▶ _Problem_:
Return all lines in the data where the string "JSON" can be found.

▶ _Data to process_:

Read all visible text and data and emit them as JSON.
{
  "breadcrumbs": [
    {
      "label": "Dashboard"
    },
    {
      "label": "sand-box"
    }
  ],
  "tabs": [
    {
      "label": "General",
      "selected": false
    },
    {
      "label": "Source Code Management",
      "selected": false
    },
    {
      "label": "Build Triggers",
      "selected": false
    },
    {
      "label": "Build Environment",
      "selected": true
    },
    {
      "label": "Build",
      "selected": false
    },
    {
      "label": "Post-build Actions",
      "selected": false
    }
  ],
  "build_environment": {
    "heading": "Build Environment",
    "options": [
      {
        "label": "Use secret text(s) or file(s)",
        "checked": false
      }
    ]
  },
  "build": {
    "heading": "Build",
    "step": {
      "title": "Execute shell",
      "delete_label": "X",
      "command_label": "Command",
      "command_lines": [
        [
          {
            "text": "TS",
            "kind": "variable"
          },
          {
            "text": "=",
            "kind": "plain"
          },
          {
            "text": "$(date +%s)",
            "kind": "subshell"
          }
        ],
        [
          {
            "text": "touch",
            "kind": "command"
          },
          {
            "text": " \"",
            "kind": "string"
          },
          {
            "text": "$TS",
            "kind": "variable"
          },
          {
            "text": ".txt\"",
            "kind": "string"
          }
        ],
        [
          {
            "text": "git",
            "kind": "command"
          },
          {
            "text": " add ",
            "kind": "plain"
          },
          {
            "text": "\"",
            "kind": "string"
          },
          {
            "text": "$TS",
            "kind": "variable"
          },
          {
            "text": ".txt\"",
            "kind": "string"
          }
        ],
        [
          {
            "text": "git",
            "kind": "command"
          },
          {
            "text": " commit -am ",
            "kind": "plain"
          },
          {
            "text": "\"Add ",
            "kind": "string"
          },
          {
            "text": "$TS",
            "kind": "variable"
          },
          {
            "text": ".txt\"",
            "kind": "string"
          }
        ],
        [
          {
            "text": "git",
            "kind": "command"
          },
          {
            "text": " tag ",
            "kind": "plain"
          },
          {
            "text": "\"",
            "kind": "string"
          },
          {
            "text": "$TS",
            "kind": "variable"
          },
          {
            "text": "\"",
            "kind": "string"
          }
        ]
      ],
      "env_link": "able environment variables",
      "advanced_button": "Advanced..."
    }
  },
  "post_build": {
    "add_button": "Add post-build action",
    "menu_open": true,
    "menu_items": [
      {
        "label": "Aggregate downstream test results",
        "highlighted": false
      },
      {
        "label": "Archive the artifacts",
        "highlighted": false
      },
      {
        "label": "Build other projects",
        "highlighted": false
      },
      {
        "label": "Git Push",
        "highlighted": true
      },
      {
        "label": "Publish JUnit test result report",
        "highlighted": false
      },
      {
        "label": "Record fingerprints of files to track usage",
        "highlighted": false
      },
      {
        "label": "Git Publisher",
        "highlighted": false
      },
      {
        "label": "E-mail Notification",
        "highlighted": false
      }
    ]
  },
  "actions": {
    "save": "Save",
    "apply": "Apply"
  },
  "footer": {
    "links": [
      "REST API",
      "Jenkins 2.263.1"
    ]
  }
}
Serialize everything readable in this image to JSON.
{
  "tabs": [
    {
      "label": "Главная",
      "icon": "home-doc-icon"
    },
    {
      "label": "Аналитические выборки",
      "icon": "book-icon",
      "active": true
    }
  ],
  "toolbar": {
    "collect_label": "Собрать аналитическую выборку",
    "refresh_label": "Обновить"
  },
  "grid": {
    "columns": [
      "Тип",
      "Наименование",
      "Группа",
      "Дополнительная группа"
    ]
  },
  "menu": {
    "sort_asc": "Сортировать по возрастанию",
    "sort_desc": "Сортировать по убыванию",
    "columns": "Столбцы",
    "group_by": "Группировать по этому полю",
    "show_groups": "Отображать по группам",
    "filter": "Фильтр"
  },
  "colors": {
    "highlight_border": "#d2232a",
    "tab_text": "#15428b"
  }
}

▶ _Answer to this exercise_:
Read all visible text and data and emit them as JSON.
Serialize everything readable in this image to JSON.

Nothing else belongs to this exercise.